RECORDS SUPPLIED section start

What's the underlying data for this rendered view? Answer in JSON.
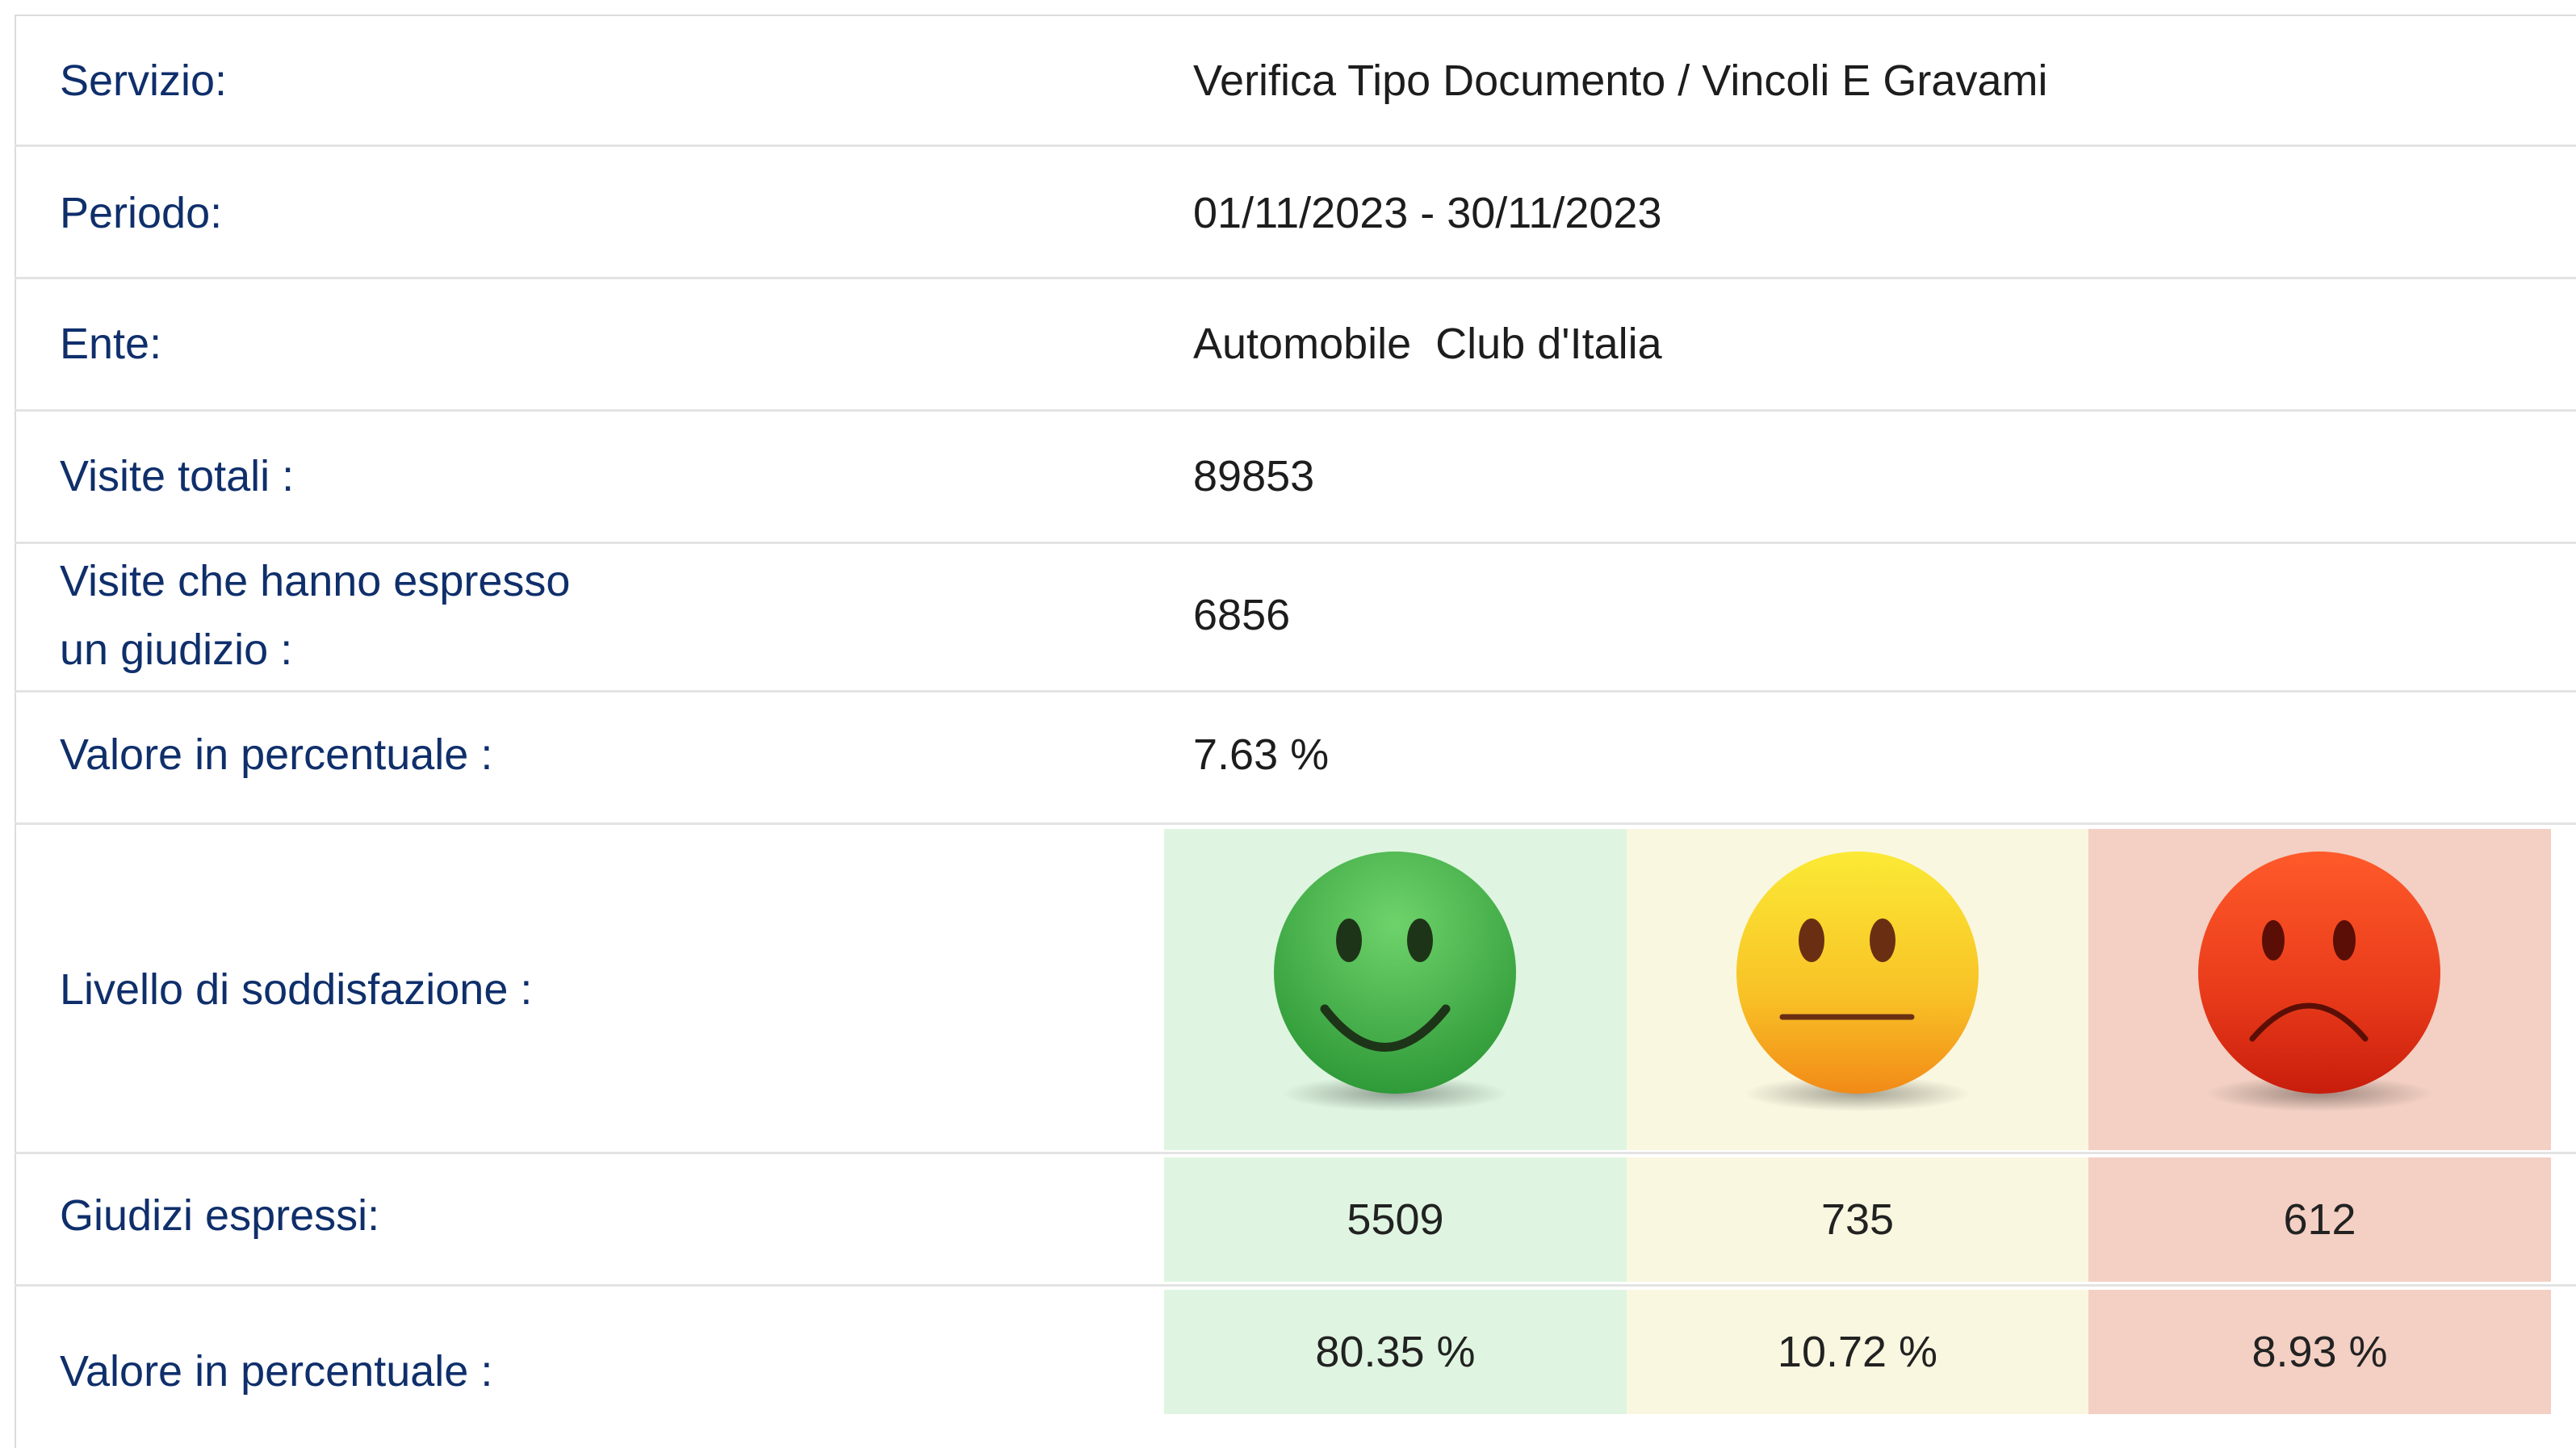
{
  "rows": {
    "servizio": {
      "label": "Servizio:",
      "value": "Verifica Tipo Documento / Vincoli E Gravami"
    },
    "periodo": {
      "label": "Periodo:",
      "value": "01/11/2023 - 30/11/2023"
    },
    "ente": {
      "label": "Ente:",
      "value": "Automobile  Club d'Italia"
    },
    "visite_totali": {
      "label": "Visite totali :",
      "value": "89853"
    },
    "visite_giudizio": {
      "label_line1": "Visite che hanno espresso",
      "label_line2": "un giudizio :",
      "value": "6856"
    },
    "percentuale": {
      "label": "Valore in percentuale :",
      "value": "7.63 %"
    },
    "soddisfazione": {
      "label": "Livello di soddisfazione :"
    },
    "giudizi": {
      "label": "Giudizi espressi:"
    },
    "percentuale_giudizi": {
      "label": "Valore in percentuale :"
    }
  },
  "ratings": [
    {
      "mood": "happy-face-icon",
      "count": "5509",
      "percent": "80.35 %",
      "count_value": 5509,
      "percent_value": 80.35,
      "bg": "#dff5e1"
    },
    {
      "mood": "neutral-face-icon",
      "count": "735",
      "percent": "10.72 %",
      "count_value": 735,
      "percent_value": 10.72,
      "bg": "#faf7e0"
    },
    {
      "mood": "sad-face-icon",
      "count": "612",
      "percent": "8.93 %",
      "count_value": 612,
      "percent_value": 8.93,
      "bg": "#f3d0c3"
    }
  ],
  "colors": {
    "label": "#0f2f6b",
    "happy_face": "#3fae45",
    "neutral_face": "#f6c825",
    "sad_face": "#e23a1a"
  }
}
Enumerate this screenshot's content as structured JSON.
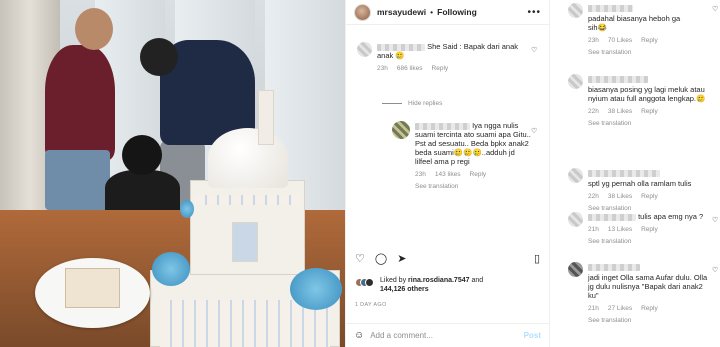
{
  "post": {
    "username": "mrsayudewi",
    "follow_status": "Following",
    "more_icon": "more-horizontal-icon"
  },
  "comments_mid": [
    {
      "text": "She Said : Bapak dari anak anak 🥲",
      "age": "23h",
      "likes": "686 likes",
      "reply": "Reply"
    },
    {
      "hide_replies": "Hide replies"
    },
    {
      "text": "Iya ngga nulis suami tercinta ato suami apa Gitu.. Pst ad sesuatu.. Beda bpkx anak2 beda suami🥲🥲🥲..adduh jd lilfeel ama p regi",
      "age": "23h",
      "likes": "143 likes",
      "reply": "Reply",
      "see_translation": "See translation"
    }
  ],
  "actions": {
    "like": "like-icon",
    "comment": "comment-icon",
    "share": "share-icon",
    "save": "bookmark-icon"
  },
  "liked_by": {
    "prefix": "Liked by",
    "user": "rina.rosdiana.7547",
    "and": "and",
    "others": "144,126 others"
  },
  "time_ago": "1 DAY AGO",
  "add_comment": {
    "placeholder": "Add a comment...",
    "post": "Post"
  },
  "comments_right": [
    {
      "text": "padahal biasanya heboh ga sih😂",
      "age": "23h",
      "likes": "70 Likes",
      "reply": "Reply",
      "see_translation": "See translation"
    },
    {
      "text": "biasanya posing yg lagi meluk atau nyium atau full anggota lengkap.🥲",
      "age": "22h",
      "likes": "38 Likes",
      "reply": "Reply",
      "see_translation": "See translation"
    },
    {
      "text": "sptl yg pernah olla ramlam tulis",
      "age": "22h",
      "likes": "38 Likes",
      "reply": "Reply",
      "see_translation": "See translation"
    },
    {
      "text": "tulis apa emg nya ?",
      "age": "21h",
      "likes": "13 Likes",
      "reply": "Reply",
      "see_translation": "See translation"
    },
    {
      "text": "jadi inget Olla sama Aufar dulu. Olla jg dulu nulisnya \"Bapak dari anak2 ku\"",
      "age": "21h",
      "likes": "27 Likes",
      "reply": "Reply",
      "see_translation": "See translation"
    }
  ],
  "colors": {
    "text": "#262626",
    "muted": "#8e8e8e",
    "link": "#00376b",
    "post_disabled": "#b2dffc"
  }
}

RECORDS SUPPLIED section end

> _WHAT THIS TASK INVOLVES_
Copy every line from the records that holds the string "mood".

> _EXERCISE RESPONSE_
      "mood": "happy-face-icon",
      "mood": "neutral-face-icon",
      "mood": "sad-face-icon",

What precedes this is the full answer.